I moved our TV downstairs so dad could watch football while working down there. He loved it. No surprises. But there is no TV upstairs in the library now, so I dragged dad to Best Buy to get a replacement one. Something similar, nothing fancy. Dad got into Best Buy and he became a man possessed. It was like a werewolf molting. He walked up to a sales clerk and manic-ly blurted out, “TV…no smaller than 50 inches” his eyes darting around. I was stunned. He announces the old TV will move back upstairs but he needs something BIG and amazing downstairs and he’s willing to pay for it…and he NEEDS this. It was like listening to a pregnant woman in labor pleading for drugs. Who knew he’d been suffering in silence all these years? Who knows why he waited for you to go to college before he let loose? I thought visiting Aunt Susan adequately met his big TV needs. Now we own a huge TV and have joined the rest of America. Don’t worry, I still don’t have a phone.”
The fam’s response (Grey, Pippa, then me):
While I’m truly in awe of anyone who can describe me as a molting werewolf and a desperate woman in labor in the same text, the explanation is actually quite simple: With the kids launched, there is no one left to corrupt.
Much that is broadcast over the boob tube is garbage, or worse, degenerate. There’s some good stuff too, but it’s harder to find, and not nearly as beguiling to young minds.
The same can be true for money. While not a problem for our family 🙂 other parents have to work hard to counter the corrosive power of wealth:
Growing Up TV Poor
With the benefit of many years of hindsight, I now have a deep appreciation for my childhood spent in a house with a perennially undersized – and frequently broken – television. It never had the allure of being forbidden, but it was typically blah enough of an experience to make it a distant second to reading or playing outdoors.
So, now that the kids are young adults, did the ‘deprived’ upbringing yield any fruit?
Sometimes it doesn’t seem like it. Home for Christmas break, I ask Pippa why she is on her phone all the time.
“I’m reading,” she says.
“Who reads on their phone?” I respond.
“I do. Look, I have over 130 tabs open of different books I’m reading.”
I’m not sure whether to be impressed that she has started so many books or worried about her ADHD tendencies. I’m going to go with impressed.
This month, she flew to Thailand for a semester abroad. The Sustainable Development program she is participating in is made up of three innovative “experiential learning” blocks that take her on the road for three weeks at a time. She’s been told that she has to leave her phone in her room during these trips.

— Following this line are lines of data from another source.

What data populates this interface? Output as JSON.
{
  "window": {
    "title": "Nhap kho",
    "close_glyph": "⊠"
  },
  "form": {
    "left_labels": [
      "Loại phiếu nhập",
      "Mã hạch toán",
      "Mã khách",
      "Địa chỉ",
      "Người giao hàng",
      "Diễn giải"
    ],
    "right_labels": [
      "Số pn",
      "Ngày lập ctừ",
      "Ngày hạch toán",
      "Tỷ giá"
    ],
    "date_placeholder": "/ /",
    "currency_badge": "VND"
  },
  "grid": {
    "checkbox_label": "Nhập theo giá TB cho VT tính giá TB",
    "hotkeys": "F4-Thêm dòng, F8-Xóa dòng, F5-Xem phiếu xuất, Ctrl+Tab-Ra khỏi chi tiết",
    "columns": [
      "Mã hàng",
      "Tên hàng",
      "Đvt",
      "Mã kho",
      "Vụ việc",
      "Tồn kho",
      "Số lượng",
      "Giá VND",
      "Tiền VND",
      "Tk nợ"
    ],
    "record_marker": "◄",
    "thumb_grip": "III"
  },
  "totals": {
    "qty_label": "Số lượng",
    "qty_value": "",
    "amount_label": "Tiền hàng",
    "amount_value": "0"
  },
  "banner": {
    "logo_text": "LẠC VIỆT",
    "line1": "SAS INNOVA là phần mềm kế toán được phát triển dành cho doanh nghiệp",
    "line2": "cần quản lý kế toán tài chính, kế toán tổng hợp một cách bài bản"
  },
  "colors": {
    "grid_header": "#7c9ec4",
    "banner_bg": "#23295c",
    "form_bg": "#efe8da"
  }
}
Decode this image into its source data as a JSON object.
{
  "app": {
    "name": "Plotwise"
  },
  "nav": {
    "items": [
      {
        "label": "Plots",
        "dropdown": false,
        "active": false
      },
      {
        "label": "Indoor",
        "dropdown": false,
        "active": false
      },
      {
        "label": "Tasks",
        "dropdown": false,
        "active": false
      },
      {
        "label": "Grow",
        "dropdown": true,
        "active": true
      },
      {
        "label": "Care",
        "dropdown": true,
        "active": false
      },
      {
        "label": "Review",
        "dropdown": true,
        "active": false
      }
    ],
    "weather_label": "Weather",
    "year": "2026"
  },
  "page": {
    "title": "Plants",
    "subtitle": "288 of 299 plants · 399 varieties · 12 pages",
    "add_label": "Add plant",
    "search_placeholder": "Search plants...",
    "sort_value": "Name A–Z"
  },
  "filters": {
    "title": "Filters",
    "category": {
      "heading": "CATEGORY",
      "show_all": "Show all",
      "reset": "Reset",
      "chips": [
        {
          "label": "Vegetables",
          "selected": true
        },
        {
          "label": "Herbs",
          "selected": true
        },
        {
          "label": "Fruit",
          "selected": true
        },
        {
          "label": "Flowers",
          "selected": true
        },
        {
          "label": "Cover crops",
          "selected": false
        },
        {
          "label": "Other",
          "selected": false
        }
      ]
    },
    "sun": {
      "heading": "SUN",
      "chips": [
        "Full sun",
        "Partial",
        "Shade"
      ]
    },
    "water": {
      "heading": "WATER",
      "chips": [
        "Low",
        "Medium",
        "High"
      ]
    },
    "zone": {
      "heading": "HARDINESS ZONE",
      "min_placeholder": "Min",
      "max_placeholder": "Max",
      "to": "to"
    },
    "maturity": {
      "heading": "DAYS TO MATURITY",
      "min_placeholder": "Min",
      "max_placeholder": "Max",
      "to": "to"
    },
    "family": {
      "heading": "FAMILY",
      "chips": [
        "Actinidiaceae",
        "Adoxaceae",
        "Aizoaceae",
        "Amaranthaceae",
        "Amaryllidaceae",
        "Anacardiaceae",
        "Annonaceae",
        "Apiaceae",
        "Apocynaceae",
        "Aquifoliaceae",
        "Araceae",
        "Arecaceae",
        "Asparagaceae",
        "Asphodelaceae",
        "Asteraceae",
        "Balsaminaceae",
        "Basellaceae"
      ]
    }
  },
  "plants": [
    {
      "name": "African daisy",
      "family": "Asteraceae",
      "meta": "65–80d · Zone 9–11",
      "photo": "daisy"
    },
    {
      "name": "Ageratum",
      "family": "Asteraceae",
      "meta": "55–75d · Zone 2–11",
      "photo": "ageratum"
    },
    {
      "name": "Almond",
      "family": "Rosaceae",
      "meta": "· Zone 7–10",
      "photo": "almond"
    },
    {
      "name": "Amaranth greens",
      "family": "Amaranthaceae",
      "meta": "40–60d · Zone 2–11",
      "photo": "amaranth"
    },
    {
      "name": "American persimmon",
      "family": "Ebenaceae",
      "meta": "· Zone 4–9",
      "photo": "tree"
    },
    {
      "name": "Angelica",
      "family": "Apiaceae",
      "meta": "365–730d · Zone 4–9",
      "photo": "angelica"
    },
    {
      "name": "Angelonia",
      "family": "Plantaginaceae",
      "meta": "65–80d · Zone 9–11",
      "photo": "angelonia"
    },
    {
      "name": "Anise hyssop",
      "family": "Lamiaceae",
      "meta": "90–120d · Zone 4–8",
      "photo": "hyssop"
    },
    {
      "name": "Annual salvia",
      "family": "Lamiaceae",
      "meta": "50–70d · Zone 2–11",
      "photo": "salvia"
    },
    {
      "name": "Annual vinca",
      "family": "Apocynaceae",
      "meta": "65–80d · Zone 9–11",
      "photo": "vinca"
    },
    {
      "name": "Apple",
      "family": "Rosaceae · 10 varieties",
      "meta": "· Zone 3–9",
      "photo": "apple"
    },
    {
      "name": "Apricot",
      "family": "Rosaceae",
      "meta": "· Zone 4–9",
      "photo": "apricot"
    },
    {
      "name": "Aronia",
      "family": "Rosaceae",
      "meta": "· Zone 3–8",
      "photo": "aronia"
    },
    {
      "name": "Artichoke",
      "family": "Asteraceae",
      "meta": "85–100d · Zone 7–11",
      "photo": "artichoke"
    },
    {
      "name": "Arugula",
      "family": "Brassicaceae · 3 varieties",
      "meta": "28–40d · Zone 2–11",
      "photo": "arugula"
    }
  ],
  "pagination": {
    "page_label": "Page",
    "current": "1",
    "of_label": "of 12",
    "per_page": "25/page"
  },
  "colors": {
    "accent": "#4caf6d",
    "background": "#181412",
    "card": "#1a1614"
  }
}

I think I was more distressed to hear this news than she was – no texts or calls for three weeks! She, on the other hand, seems to have plenty of distractions that muffle the siren call of TikTok, including this trip to Huay Tung Tao Waterfall just northwest of Chiang Mai:
I’m not similarly distracted, so I’m watching the NFL playoffs on my new big flatscreen TV. While ‘working’ in the basement, of course.